The Sumilao farmers of Bukidnon are back in Manila and they are bent on pressuring the government to finally give them the 144-hectare land presently owned by San Miguel Corporation. But this time, in an apparent show of force, there are 144 farmers, more than double their number when they marched from Bukidnon to Manila last year.
The farmers are maintaining a camp at Caritas Manila and are planning to march around Malacanang to remind President Arroyo of her promise. According to Atty. Arlene Bag-ao, lawyer for the famers, Malacanang should once and for all issue the notice of coverage, the next step after the revocation order issued December last year. Just before Christmas, the president revoked the conversion order given by the Ramos administration which then essentially paved the way for the exemption of the contested land from agrarian reform.
I was told 300 hogs are now being raised inside the state-of-the-art hog farm of San Miguel, through its subsidiary, San Miguel Foods Incorporated. While farmers are camping here in Manila, lucky pigs are comfortably staying in air-conditioned facilities in Bukidnon.

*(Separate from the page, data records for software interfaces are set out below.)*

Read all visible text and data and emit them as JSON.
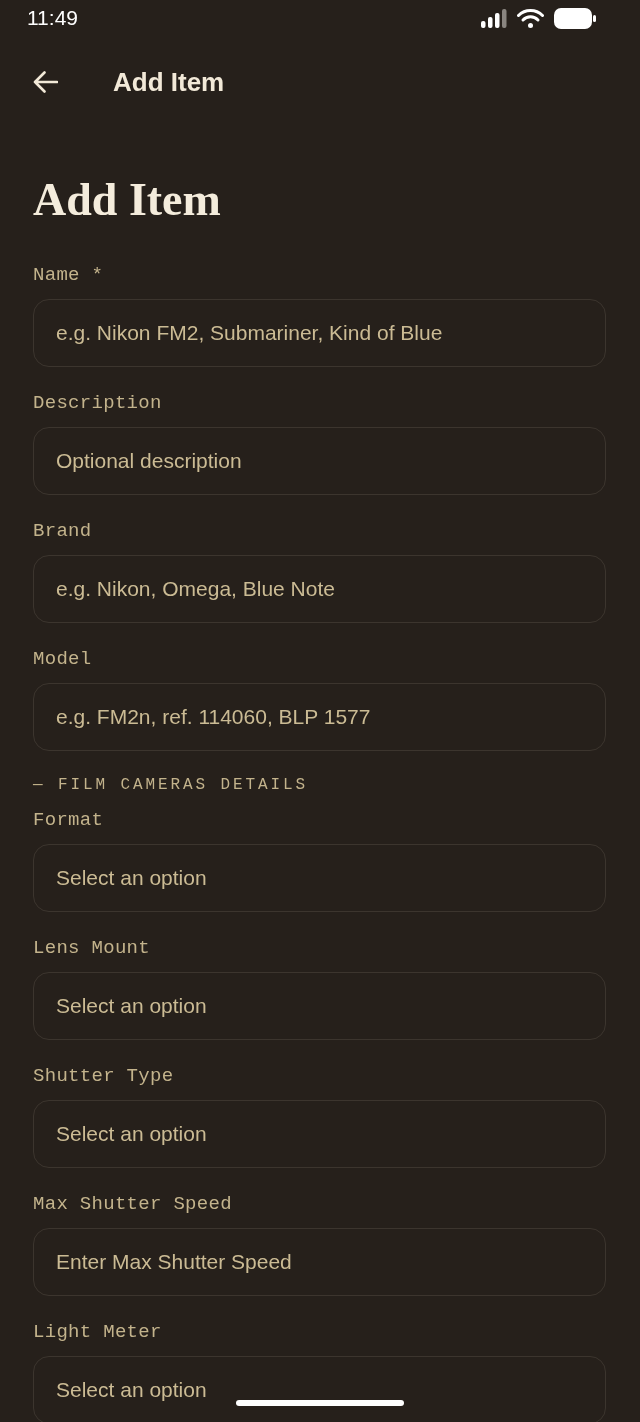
{
  "status_bar": {
    "time": "11:49"
  },
  "app_bar": {
    "title": "Add Item"
  },
  "form": {
    "heading": "Add Item",
    "fields": [
      {
        "label": "Name *",
        "placeholder": "e.g. Nikon FM2, Submariner, Kind of Blue"
      },
      {
        "label": "Description",
        "placeholder": "Optional description"
      },
      {
        "label": "Brand",
        "placeholder": "e.g. Nikon, Omega, Blue Note"
      },
      {
        "label": "Model",
        "placeholder": "e.g. FM2n, ref. 114060, BLP 1577"
      }
    ],
    "sections": [
      {
        "title": "— FILM CAMERAS DETAILS",
        "fields": [
          {
            "label": "Format",
            "placeholder": "Select an option"
          },
          {
            "label": "Lens Mount",
            "placeholder": "Select an option"
          },
          {
            "label": "Shutter Type",
            "placeholder": "Select an option"
          },
          {
            "label": "Max Shutter Speed",
            "placeholder": "Enter Max Shutter Speed"
          },
          {
            "label": "Light Meter",
            "placeholder": "Select an option"
          }
        ]
      }
    ]
  }
}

Through San Miguel’s Jane Francisco, my team toured the hog farm early this year. It was indeed a different kind of hog farm in the country. Before entering the premises, we were asked to take a bath and wear their own farm clothing, basically to “disinfect” us. It is that hi-tech that they were very careful we might bring in bacteria and virii which could harm the hogs, which at the time were only about to be delivered.
I understand that in a way, San Miguel will be providing jobs not only for the protesting Sumilao farmers, but other residents of the town as well. They have done this in the construction of their facilities, although not all workers came from Sumilao.
But then, most residents of Sumilao were born to be farmers and barely knew anything about raising hogs commercially. They fear, if and when San Miguel hires workers for the hog farm, they might not qualify and the company might instead outsource people from neighboring provinces.
And again, isn’t land meant to be tilled?
San Miguel is bent on keeping whatever structure they have built in the area. But I learned a “win-win” solution is being brokered by the Catholic church. San Miguel may give up 50 hectares of the contested property which remains untouched, add some 44 more hectares reportedly bought from the town mayor, and another 50 hectares owned by a private corporation. These parcels of land are contiguous and arable and may look appealing to the farmers.
I’d like to think the church will be fair to both parties, at the very least. Well, we can somehow expect that from the church since they have been supporting the cause of the Sumilao farmers and Cardinal Rosales once served as bishop of Bukidnon.
Now let’s see what happens next, will the Sumilao farmers come home satisfied?
Or will they go back to their families left behind in Sumilao, empty-handed?